  ## 9.2Laws and Continuity Conditions with Magnetization

Recall that the effect of a spatial distribution of electric dipoles upon the electric field is described by a generalization of Gauss' law for electric fields, (6.2.1) and (6.2.2), The effect of the spatial distribution of magnetic dipoles upon the magnetic field intensity is now similarly taken into account by generalizing the magnetic flux continuity law. In this law, there is no analog to an unpaired electric charge density.

The continuity condition found by integrating (2) over an incremental volume enclosing a section of an interface having a normal n is Suggested by the analogy to the description of polarization is the definition of the quantities on the right in (2) and (3), respectively, as the magnetic charge density m and the magnetic surface charge density sm.  The modification of the magnetic flux continuity law implies that another of Maxwell's equations must be generalized. In introducing the flux continuity law in Sec. 1.7, we observed that it was almost inherent in Faraday's law. Because the divergence of the curl is zero, the divergence of the free space form of Faraday's law reduces to Thus, in free space, o H must have a divergence that is at least constant in time. The magnetic flux continuity law adds the information that this constant is zero. In the presence of magnetizable material, (2) shows that the quantity o(H + M ) is solenoidal. To make Faraday's law consistent with this requirement, the law is now written as ### Magnetic Flux Density

The grouping of H and M in Faraday's law and the flux continuity law makes it natural to define a new variable, the magnetic flux density B. This quantity plays a role that is analogous to that of the electric displacement flux density D defined by (6.2.14). Because there are no macroscopic quantities of monopoles of magnetic charge, its divergence is zero. That is, the flux continuity law, (2), becomes simply and the corresponding continuity condition, (3), becomes simply A similar simplification is obtained by writing Faraday's law in terms of the magnetic flux density. Equation (7) becomes If the magnetization is specified independent of H, it is usually best to have it entered explicitly in the formulation by not introducing B. However, if M is given as a function of H, especially if it is linear in H, it is most convenient to remove M from the formulation by using B as a variable.

### Terminal Voltage with Magnetization

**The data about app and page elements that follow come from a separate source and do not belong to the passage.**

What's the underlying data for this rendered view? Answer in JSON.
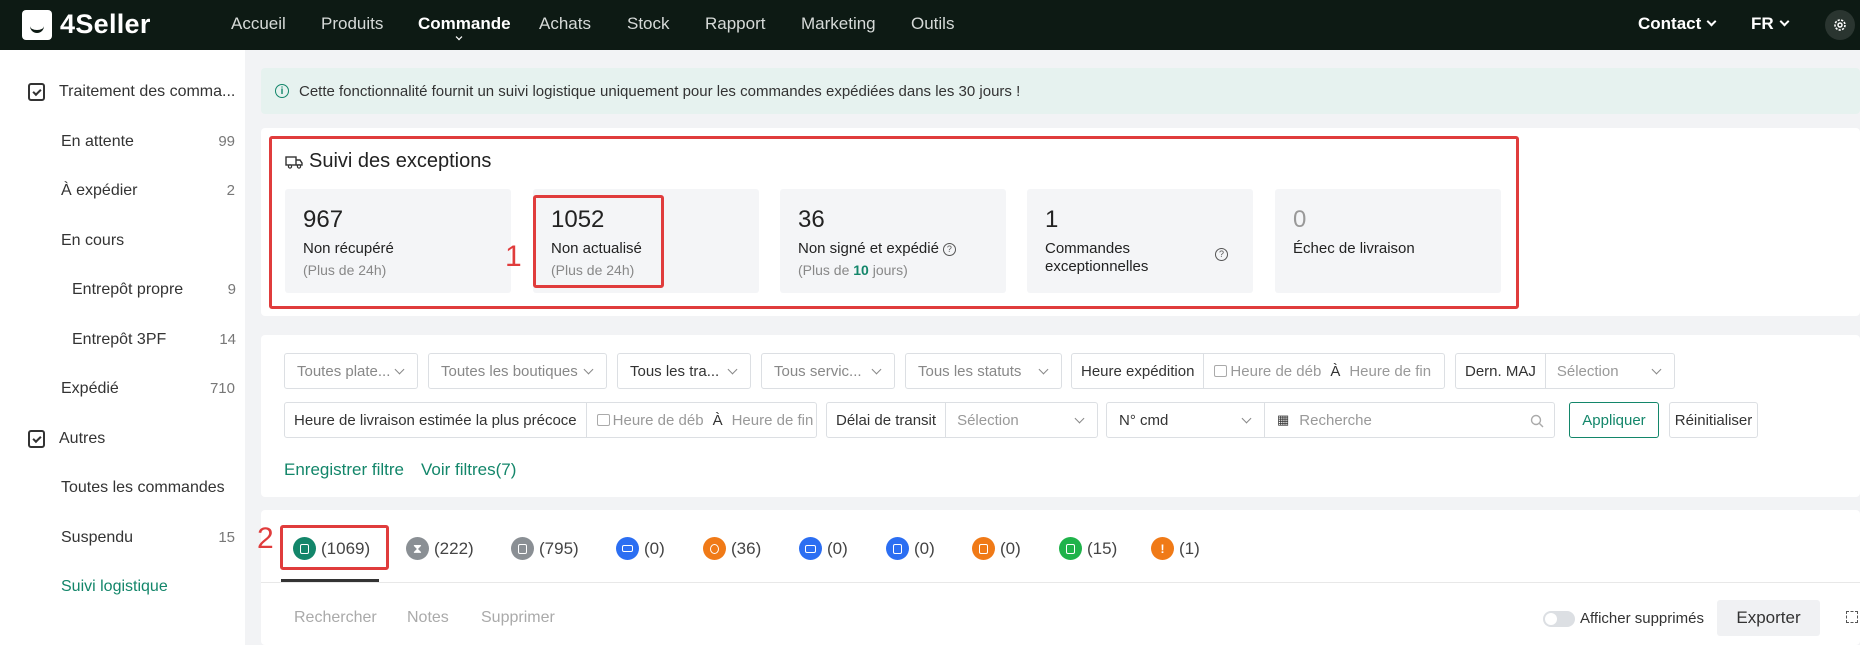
{
  "brand": {
    "name": "4Seller"
  },
  "nav": {
    "items": [
      "Accueil",
      "Produits",
      "Commande",
      "Achats",
      "Stock",
      "Rapport",
      "Marketing",
      "Outils"
    ],
    "active": "Commande",
    "contact": "Contact",
    "language": "FR"
  },
  "sidebar": {
    "group1": "Traitement des comma...",
    "group1_items": [
      {
        "label": "En attente",
        "count": "99"
      },
      {
        "label": "À expédier",
        "count": "2"
      },
      {
        "label": "En cours",
        "count": ""
      },
      {
        "label": "Entrepôt propre",
        "count": "9"
      },
      {
        "label": "Entrepôt 3PF",
        "count": "14"
      },
      {
        "label": "Expédié",
        "count": "710"
      }
    ],
    "group2": "Autres",
    "group2_items": [
      {
        "label": "Toutes les commandes",
        "count": ""
      },
      {
        "label": "Suspendu",
        "count": "15"
      },
      {
        "label": "Suivi logistique",
        "count": ""
      }
    ]
  },
  "notice": "Cette fonctionnalité fournit un suivi logistique uniquement pour les commandes expédiées dans les 30 jours !",
  "exceptions": {
    "title": "Suivi des exceptions",
    "cards": [
      {
        "value": "967",
        "label": "Non récupéré",
        "sub": "(Plus de 24h)"
      },
      {
        "value": "1052",
        "label": "Non actualisé",
        "sub": "(Plus de 24h)"
      },
      {
        "value": "36",
        "label": "Non signé et expédié",
        "sub_prefix": "(Plus de ",
        "sub_num": "10",
        "sub_suffix": " jours)"
      },
      {
        "value": "1",
        "label": "Commandes exceptionnelles",
        "sub": ""
      },
      {
        "value": "0",
        "label": "Échec de livraison",
        "sub": ""
      }
    ]
  },
  "annotations": {
    "one": "1",
    "two": "2"
  },
  "filters": {
    "platform": "Toutes plate...",
    "shops": "Toutes les boutiques",
    "carriers": "Tous les tra...",
    "services": "Tous servic...",
    "statuses": "Tous les statuts",
    "ship_time_label": "Heure expédition",
    "start_ph": "Heure de déb",
    "to": "À",
    "end_ph": "Heure de fin",
    "last_update_label": "Dern. MAJ",
    "select_ph": "Sélection",
    "eta_label": "Heure de livraison estimée la plus précoce",
    "transit_label": "Délai de transit",
    "order_no": "N° cmd",
    "search_ph": "Recherche",
    "apply": "Appliquer",
    "reset": "Réinitialiser",
    "save_filter": "Enregistrer filtre",
    "view_filters": "Voir filtres(7)"
  },
  "tabs": [
    {
      "count": "(1069)",
      "color": "#13866a"
    },
    {
      "count": "(222)",
      "color": "#8a8f94"
    },
    {
      "count": "(795)",
      "color": "#8a8f94"
    },
    {
      "count": "(0)",
      "color": "#2b6ef2"
    },
    {
      "count": "(36)",
      "color": "#f07a17"
    },
    {
      "count": "(0)",
      "color": "#2b6ef2"
    },
    {
      "count": "(0)",
      "color": "#2b6ef2"
    },
    {
      "count": "(0)",
      "color": "#f07a17"
    },
    {
      "count": "(15)",
      "color": "#1fb34a"
    },
    {
      "count": "(1)",
      "color": "#f07a17"
    }
  ],
  "actions": {
    "search": "Rechercher",
    "notes": "Notes",
    "delete": "Supprimer",
    "show_deleted": "Afficher supprimés",
    "export": "Exporter"
  }
}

In Sec. 8.4, where we discussed the terminal voltage of a perfectly conducting coil, there was no magnetization. The generalization of Faraday's law to include magnetization requires a generalization of the terminal relation.

The starting point in deriving the terminal relation was Faraday's integral law, (8.4.9). This law is generalized to included magnetization effects by replacing o H with B. Otherwise, the derivation of the terminal relation, (8.4.11), is the same as before. Thus, the terminal voltage is again but now the flux linkage is In Sec. 9.4 we will see that Faraday's law of induction, as reflected in these last two relations, is the basis for measuring B.